:: PROBLEM TO SOLVE ::
Working from the listing below, pick each line containing the word "Adressliste" and copy it.

:: RECORDS FOR THE EXERCISE ::
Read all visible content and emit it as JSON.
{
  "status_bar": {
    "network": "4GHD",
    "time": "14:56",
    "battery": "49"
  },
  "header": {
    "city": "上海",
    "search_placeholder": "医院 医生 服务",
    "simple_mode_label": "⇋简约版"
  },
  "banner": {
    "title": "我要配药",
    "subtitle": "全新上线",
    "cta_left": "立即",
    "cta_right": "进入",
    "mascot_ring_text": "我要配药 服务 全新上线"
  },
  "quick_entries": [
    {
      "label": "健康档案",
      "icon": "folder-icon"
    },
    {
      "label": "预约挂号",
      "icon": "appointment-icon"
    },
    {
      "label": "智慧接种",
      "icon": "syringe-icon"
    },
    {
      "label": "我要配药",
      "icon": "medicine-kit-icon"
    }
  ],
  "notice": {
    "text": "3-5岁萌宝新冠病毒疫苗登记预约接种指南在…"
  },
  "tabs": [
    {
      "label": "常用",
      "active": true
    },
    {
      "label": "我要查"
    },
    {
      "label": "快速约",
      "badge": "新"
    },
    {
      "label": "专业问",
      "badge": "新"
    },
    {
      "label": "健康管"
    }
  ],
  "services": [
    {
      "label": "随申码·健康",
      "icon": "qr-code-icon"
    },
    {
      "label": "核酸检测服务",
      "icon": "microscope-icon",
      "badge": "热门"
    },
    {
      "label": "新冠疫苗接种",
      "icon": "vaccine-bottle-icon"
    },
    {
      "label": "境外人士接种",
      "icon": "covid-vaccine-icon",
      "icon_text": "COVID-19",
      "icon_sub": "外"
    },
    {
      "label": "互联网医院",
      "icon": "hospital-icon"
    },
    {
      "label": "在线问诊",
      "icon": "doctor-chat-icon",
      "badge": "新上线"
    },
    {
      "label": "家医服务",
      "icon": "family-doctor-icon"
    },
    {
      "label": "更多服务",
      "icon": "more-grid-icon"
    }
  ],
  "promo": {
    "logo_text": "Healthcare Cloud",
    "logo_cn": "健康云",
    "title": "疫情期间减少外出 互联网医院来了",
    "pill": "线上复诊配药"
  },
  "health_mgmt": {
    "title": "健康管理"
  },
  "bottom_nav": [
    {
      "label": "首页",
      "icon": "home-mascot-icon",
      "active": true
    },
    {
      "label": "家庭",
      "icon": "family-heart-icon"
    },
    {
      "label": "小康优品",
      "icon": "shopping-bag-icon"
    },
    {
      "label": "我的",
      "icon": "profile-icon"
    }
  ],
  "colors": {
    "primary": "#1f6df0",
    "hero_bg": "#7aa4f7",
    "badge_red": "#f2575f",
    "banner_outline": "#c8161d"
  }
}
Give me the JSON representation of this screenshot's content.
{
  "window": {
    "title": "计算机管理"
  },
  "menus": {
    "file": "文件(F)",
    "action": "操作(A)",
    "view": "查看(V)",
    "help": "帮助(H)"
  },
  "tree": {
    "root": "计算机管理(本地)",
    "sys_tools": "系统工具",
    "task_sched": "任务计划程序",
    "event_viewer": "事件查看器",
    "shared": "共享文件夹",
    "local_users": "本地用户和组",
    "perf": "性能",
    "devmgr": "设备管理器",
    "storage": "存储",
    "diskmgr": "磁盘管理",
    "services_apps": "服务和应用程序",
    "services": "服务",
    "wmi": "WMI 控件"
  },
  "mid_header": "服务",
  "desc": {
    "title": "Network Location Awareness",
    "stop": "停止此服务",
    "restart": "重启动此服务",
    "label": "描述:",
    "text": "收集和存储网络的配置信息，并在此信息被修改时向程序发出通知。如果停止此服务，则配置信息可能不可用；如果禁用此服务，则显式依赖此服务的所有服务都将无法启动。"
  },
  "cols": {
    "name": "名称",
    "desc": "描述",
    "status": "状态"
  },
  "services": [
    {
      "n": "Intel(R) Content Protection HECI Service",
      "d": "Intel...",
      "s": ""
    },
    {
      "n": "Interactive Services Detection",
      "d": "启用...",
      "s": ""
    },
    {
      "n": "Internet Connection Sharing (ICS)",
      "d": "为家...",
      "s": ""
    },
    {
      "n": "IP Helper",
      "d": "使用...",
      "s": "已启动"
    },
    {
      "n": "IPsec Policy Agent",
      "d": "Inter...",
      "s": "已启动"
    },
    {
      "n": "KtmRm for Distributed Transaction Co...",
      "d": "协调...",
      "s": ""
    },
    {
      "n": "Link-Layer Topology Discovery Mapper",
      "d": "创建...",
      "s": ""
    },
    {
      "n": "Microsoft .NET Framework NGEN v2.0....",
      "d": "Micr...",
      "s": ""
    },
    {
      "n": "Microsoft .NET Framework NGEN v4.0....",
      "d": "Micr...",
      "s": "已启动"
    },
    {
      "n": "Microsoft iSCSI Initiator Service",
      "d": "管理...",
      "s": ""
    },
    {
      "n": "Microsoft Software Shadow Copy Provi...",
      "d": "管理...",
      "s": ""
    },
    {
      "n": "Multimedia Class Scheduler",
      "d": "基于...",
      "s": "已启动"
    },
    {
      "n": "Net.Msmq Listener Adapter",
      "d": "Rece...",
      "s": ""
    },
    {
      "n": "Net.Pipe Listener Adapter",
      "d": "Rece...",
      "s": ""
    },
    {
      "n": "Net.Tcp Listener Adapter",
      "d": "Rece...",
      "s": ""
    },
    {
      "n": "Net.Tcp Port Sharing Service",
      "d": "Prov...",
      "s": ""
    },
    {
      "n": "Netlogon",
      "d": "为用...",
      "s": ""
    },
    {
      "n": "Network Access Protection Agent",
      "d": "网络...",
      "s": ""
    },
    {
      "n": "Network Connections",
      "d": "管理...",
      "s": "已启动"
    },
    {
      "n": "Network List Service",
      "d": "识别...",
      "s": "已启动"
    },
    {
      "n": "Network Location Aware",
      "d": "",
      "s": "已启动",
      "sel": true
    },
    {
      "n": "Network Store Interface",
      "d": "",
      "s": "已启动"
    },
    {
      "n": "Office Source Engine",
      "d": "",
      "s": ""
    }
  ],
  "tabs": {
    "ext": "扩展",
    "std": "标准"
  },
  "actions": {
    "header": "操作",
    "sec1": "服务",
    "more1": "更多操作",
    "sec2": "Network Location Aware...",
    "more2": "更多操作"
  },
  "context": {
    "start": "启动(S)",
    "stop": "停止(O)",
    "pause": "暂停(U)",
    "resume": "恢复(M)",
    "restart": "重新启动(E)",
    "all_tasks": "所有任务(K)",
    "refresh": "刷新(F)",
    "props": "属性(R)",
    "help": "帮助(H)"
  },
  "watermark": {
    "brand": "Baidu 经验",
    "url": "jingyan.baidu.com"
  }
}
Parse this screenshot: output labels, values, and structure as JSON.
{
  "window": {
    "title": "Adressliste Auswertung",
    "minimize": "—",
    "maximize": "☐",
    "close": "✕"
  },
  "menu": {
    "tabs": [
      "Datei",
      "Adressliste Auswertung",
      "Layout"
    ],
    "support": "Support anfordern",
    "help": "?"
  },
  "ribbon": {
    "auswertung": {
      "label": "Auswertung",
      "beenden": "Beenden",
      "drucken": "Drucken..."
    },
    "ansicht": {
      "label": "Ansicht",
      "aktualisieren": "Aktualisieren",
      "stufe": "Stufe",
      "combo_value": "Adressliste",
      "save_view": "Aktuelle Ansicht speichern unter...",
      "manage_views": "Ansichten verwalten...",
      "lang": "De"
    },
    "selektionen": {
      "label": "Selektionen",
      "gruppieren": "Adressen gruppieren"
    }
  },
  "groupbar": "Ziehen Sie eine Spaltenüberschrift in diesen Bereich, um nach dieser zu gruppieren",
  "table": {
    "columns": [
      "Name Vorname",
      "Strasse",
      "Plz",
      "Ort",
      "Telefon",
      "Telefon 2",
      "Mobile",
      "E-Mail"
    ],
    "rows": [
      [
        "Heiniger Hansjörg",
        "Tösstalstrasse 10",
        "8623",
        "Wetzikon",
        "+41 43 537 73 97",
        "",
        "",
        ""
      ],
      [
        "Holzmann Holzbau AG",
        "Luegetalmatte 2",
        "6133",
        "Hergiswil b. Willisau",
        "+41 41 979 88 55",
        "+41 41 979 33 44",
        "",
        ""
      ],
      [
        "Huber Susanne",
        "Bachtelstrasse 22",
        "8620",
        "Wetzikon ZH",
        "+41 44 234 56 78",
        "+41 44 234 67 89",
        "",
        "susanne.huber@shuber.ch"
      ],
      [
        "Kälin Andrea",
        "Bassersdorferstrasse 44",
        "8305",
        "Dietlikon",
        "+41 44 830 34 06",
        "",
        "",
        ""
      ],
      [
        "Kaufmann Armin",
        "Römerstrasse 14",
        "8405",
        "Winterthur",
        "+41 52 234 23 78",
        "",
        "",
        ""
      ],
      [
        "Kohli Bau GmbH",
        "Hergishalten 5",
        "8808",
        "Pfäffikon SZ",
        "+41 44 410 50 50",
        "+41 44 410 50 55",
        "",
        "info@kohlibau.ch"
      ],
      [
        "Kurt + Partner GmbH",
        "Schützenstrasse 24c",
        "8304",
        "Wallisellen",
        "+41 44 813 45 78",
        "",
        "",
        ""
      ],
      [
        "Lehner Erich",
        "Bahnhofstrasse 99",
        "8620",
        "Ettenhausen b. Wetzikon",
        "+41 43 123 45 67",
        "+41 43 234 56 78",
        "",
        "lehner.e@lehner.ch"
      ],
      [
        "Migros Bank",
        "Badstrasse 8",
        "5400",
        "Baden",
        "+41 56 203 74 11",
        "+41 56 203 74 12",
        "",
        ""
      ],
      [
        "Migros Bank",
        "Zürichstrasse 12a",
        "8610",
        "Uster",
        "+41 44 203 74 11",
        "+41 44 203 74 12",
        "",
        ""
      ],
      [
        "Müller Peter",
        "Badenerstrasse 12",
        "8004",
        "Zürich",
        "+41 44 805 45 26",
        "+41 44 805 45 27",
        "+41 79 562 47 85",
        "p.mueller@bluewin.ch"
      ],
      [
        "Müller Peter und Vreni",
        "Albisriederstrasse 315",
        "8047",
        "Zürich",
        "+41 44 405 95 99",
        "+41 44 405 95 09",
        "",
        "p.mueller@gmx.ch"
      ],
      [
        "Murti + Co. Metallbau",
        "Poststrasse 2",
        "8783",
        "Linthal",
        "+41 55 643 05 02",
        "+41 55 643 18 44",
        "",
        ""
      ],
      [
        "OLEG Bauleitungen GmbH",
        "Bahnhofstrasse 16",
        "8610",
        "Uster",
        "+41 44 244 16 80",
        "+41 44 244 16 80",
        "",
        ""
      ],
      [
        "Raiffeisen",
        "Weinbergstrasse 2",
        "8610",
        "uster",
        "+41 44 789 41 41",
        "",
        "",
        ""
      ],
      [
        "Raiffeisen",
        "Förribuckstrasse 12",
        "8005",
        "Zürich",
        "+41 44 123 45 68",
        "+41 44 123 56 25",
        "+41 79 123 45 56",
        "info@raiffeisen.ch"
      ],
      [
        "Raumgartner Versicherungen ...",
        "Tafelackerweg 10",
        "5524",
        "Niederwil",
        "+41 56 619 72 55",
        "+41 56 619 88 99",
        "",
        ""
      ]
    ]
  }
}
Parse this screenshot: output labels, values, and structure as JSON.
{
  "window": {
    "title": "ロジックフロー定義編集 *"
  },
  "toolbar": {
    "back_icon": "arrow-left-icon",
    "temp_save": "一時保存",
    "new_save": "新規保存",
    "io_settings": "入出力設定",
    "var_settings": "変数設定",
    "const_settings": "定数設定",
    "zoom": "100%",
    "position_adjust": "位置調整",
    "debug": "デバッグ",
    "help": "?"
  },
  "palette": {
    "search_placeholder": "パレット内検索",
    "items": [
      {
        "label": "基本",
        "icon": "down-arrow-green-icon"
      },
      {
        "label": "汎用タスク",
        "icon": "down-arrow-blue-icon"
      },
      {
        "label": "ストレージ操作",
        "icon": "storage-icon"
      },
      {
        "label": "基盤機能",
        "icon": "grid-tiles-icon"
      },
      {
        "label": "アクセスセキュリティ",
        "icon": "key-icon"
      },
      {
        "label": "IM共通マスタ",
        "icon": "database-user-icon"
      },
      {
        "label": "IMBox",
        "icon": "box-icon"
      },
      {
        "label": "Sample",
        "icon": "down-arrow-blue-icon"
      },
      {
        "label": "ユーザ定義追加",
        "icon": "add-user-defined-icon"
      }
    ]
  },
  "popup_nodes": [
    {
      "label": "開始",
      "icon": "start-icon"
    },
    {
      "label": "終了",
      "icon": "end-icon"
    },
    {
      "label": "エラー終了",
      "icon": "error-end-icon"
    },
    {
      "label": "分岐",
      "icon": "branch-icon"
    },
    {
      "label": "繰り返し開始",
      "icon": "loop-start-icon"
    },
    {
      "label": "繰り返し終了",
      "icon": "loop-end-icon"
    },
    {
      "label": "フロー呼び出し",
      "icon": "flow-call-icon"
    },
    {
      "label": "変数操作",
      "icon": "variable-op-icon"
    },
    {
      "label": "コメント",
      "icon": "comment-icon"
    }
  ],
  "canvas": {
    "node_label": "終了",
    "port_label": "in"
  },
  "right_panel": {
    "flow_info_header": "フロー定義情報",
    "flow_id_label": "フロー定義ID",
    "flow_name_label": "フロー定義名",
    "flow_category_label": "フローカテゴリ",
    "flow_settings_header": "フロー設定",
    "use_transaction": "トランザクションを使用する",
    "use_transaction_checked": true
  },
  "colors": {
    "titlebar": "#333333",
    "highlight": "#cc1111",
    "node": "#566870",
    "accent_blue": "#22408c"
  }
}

:: RESPONSE ::
    "title": "Adressliste Auswertung",
      "Adressliste Auswertung",
      "combo_value": "Adressliste",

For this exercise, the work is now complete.